The recent digitization of archives of The Journal of Family Practice dating back to 1974 allowed me to discover a 4-part series of previously inaccessible papers by Drs. Paul Frame and Stephen Carlson titled "A Critical Review of Periodic Health Screening Using Specific Screening Criteria." These historical articles, published before I was born, analyzed screening tests for 36 selected diseases using criteria that would be familiar to anyone studying screening today:

1. The disease must have a significant effect on quality or quantity of life.

2. Acceptable methods of treatment must be available.

3. The disease must have an asymptomatic period during which detection and treatment significantly reduce morbidity and/or mortality.

4. Treatment in the asymptomatic phase must yield a therapeutic result superior to that obtained by delaying treatment until symptoms appear.

5. Tests must be available at reasonable cost to detect the condition in the asymptomatic period.

6. The incidence of the condition must be sufficient to justify the cost of screening.

Here are some of their recommendations for screening in adults that remain essentially unchanged half a century later: Take a smoking history. Measure height and weight. Check blood pressure every 2 years. Don't routinely do EKGs in asymptomatic people. Measure cholesterol levels. Don't screen for lung cancer with chest x-ray or sputum cytology (these days we screen high-risk persons with CT). Don't screen for brain tumors. Don't screen for COPD. Don't screen for cirrhosis (advanced liver disease). Don't screen for oral cancer, stomach cancer, or pancreatic cancer. Perform fecal occult blood testing to screen for colorectal cancer (this remains an option although many patients now choose screening colonoscopy). Don't screen for bacteriuria in nonpregnant patients. Screen for syphilis in at-risk persons. Don't screen for testicular cancer, bladder cancer, or kidney cancer. Do Pap smears for cervical cancer in women older than age 20 (today we may add or substitute HPV testing in certain patients). Don't screen for endometrial or ovarian cancer.

In terms of screening for cancer, there were only two substantial changes from these 1975 guidelines to today's accepted practices.
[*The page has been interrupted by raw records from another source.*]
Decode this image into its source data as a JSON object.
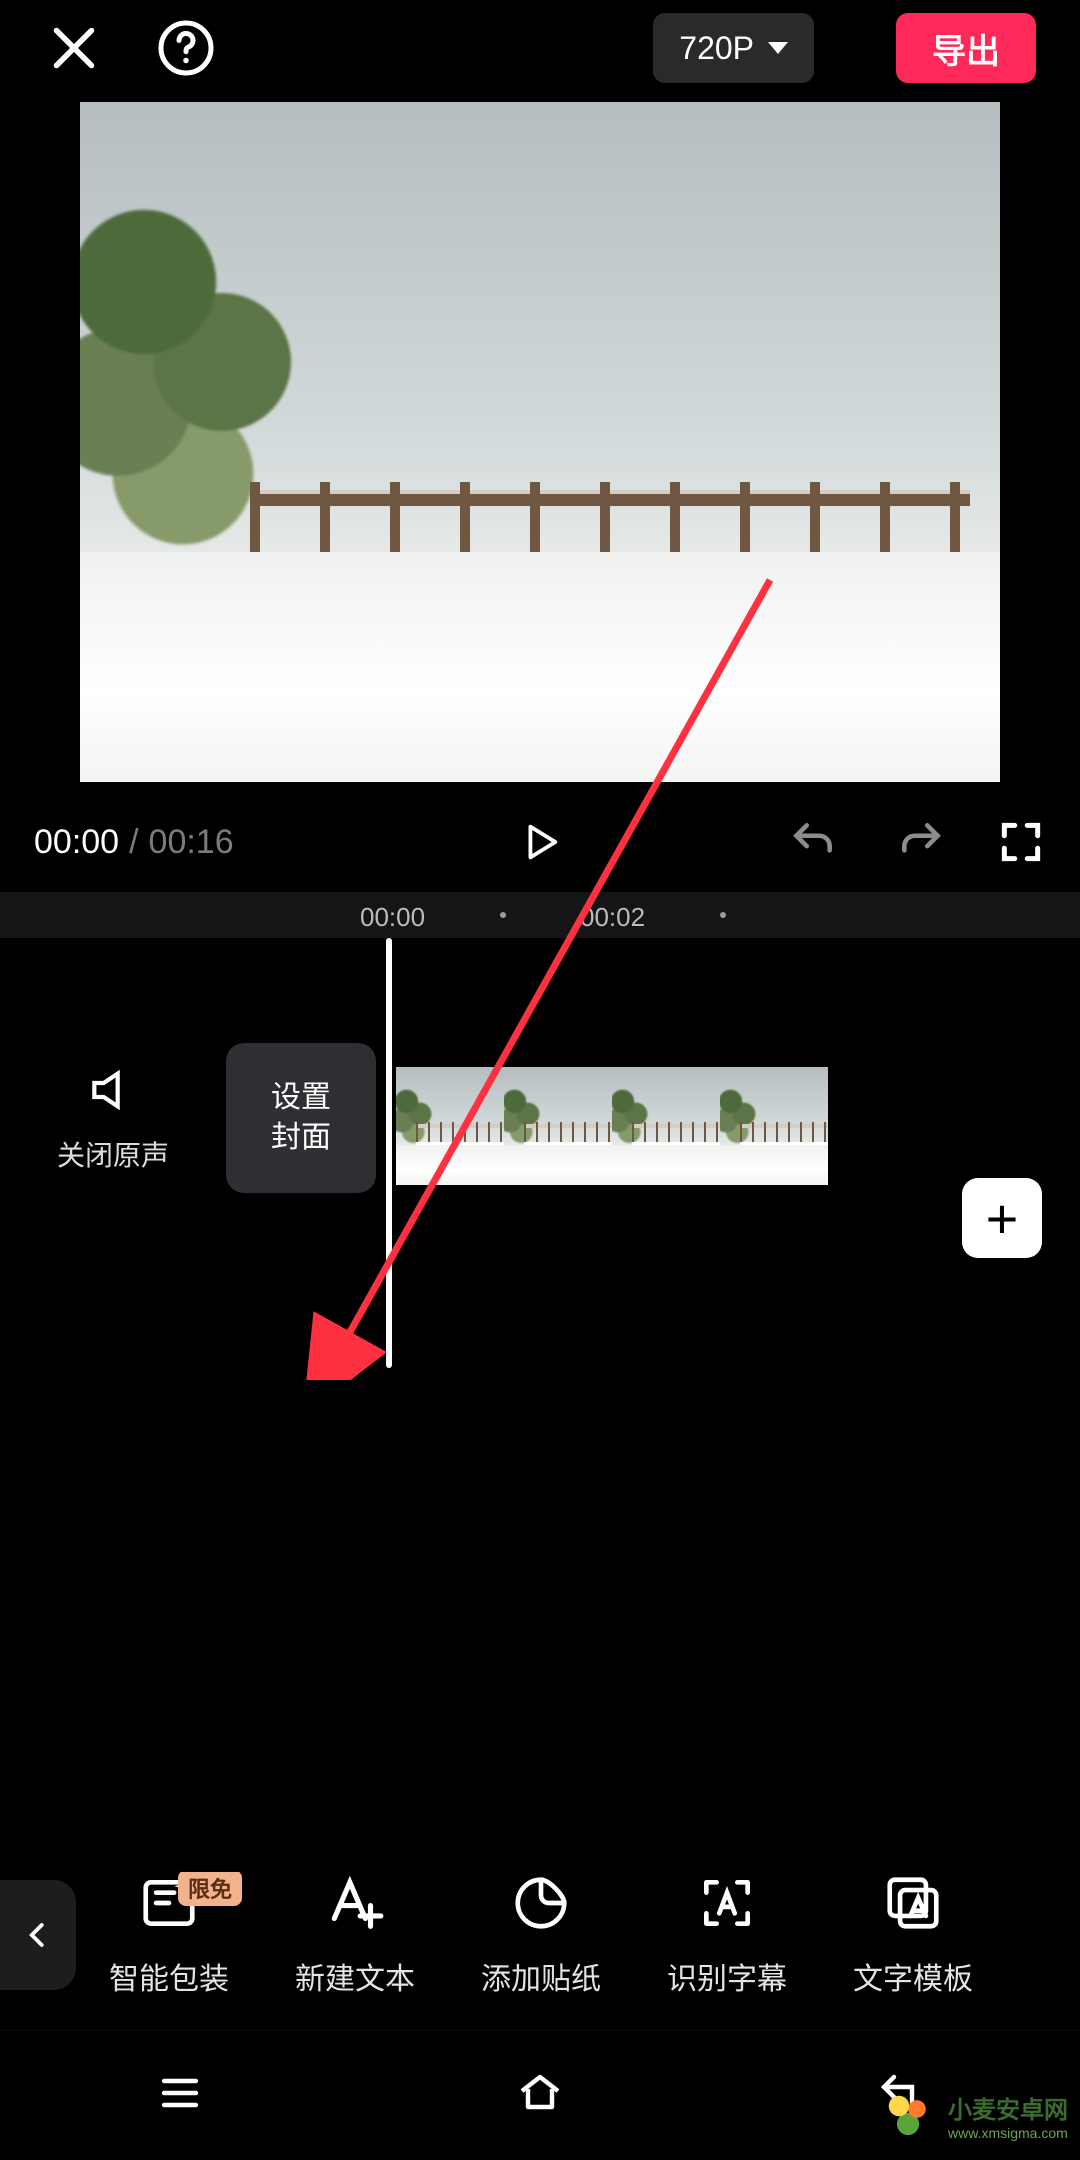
{
  "header": {
    "resolution_label": "720P",
    "export_label": "导出"
  },
  "playback": {
    "current_time": "00:00",
    "separator": "/",
    "total_time": "00:16"
  },
  "ruler": {
    "marks": [
      "00:00",
      "00:02"
    ]
  },
  "timeline": {
    "mute_label": "关闭原声",
    "cover_line1": "设置",
    "cover_line2": "封面",
    "add_clip_label": "+"
  },
  "toolbar": {
    "badge_label": "限免",
    "items": [
      {
        "id": "smart-package",
        "label": "智能包装"
      },
      {
        "id": "new-text",
        "label": "新建文本"
      },
      {
        "id": "add-sticker",
        "label": "添加贴纸"
      },
      {
        "id": "auto-caption",
        "label": "识别字幕"
      },
      {
        "id": "text-template",
        "label": "文字模板"
      }
    ]
  },
  "watermark": {
    "title": "小麦安卓网",
    "subtitle": "www.xmsigma.com"
  }
}
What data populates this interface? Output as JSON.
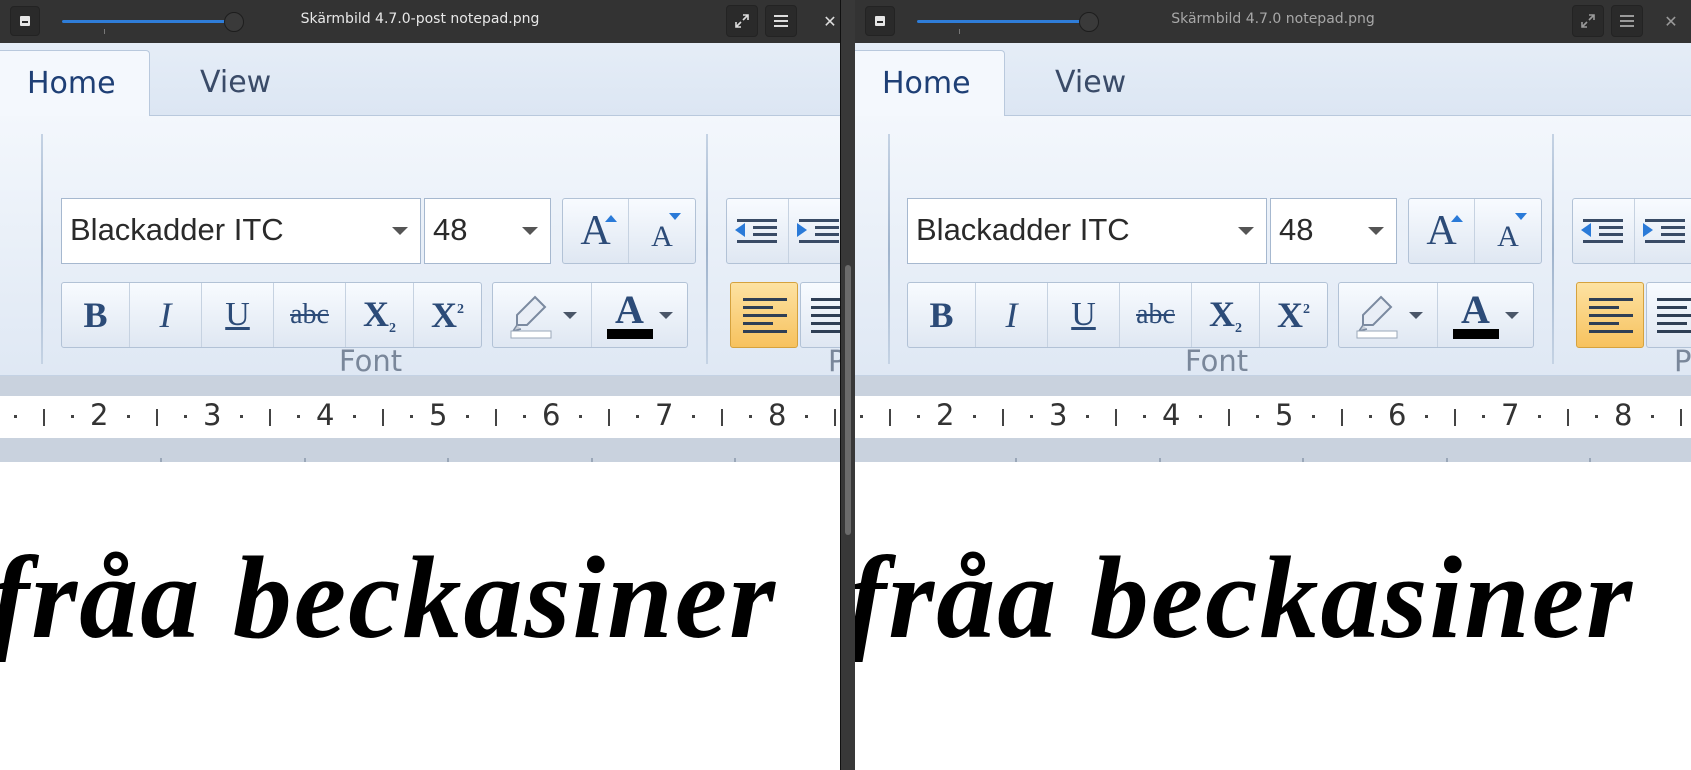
{
  "left_window": {
    "title": "Skärmbild 4.7.0-post notepad.png",
    "zoom_fraction": 0.9,
    "menu_icon": "hamburger-icon",
    "close_icon": "close-icon",
    "fullscreen_icon": "expand-icon"
  },
  "right_window": {
    "title": "Skärmbild 4.7.0 notepad.png",
    "zoom_fraction": 0.9,
    "menu_icon": "hamburger-icon",
    "close_icon": "close-icon",
    "fullscreen_icon": "expand-icon"
  },
  "ribbon": {
    "tab_home": "Home",
    "tab_view": "View",
    "font_name": "Blackadder ITC",
    "font_size": "48",
    "font_group_label": "Font",
    "paragraph_group_label_peek": "P",
    "bold": "B",
    "italic": "I",
    "underline": "U",
    "strikethrough": "abc",
    "subscript": "X",
    "subscript_small": "2",
    "superscript": "X",
    "superscript_small": "2",
    "grow_font": "A",
    "shrink_font": "A",
    "font_color_glyph": "A",
    "colors": {
      "font_color": "#000000",
      "accent_blue": "#2a7ad8",
      "align_active": "#f7c25e"
    }
  },
  "ruler": {
    "numbers": [
      "2",
      "3",
      "4",
      "5",
      "6",
      "7",
      "8"
    ]
  },
  "document": {
    "text": "fråa beckasiner"
  }
}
For breast cancer, we now recommend biennial mammography for all women starting at age 50 (or age 40 if desired) and discourage routine breast self-examination, which Frame and Carlson endorsed due to it being a benign intervention - it hadn't yet been shown to be harmful in terms of increasing false positive results and biopsies. And while Frame and Carlson discouraged prostate cancer screening, the current USPSTF thinks that selective screening is acceptable in men age 55-69 years (although I disagree).

The fact is, though, most cancers aren't diagnosable or diagnosed through screening. A a recent National Academies workshop, Dr. Chyke Doubeni noted that less than half of all cancer deaths are potentially preventable through current screening techniques. Dr. Elizabeth Sarma's research showed that only one-third of estimated new cancer cases this year are potentially screen detectable. For example, data show that 67 to 82 percent of colorectal cancers are detected after patients present with symptoms, not due to an abnormal screening test result. This imbalance would improve a little if 100% of eligible adults got screened, but the fact is that current technology can't prevent every cancer, or even the majority of them.

That's a quick tour of the past and present. What about the future of cancer screening? There is a lot of optimism these days about multicancer early detection (MCED) tests, also called "liquid biopsies." Imagine this: your doctor would be able to take a single blood sample and test it for multiple cancers simultaneously, including cancers that currently have no effective standard screening test. That sounds great, but there are lots of potential pitfalls, including the inability of some tests to identify cancer tissue of origin (so you could get a result back that essentially says "You have cancer somewhere in your body, we just don't know where"). Lots of smart people, including yours truly, are trying to figure out the best way to evaluate the benefits and harms of MCED tests and to create regulatory frameworks for the companies that are developing them.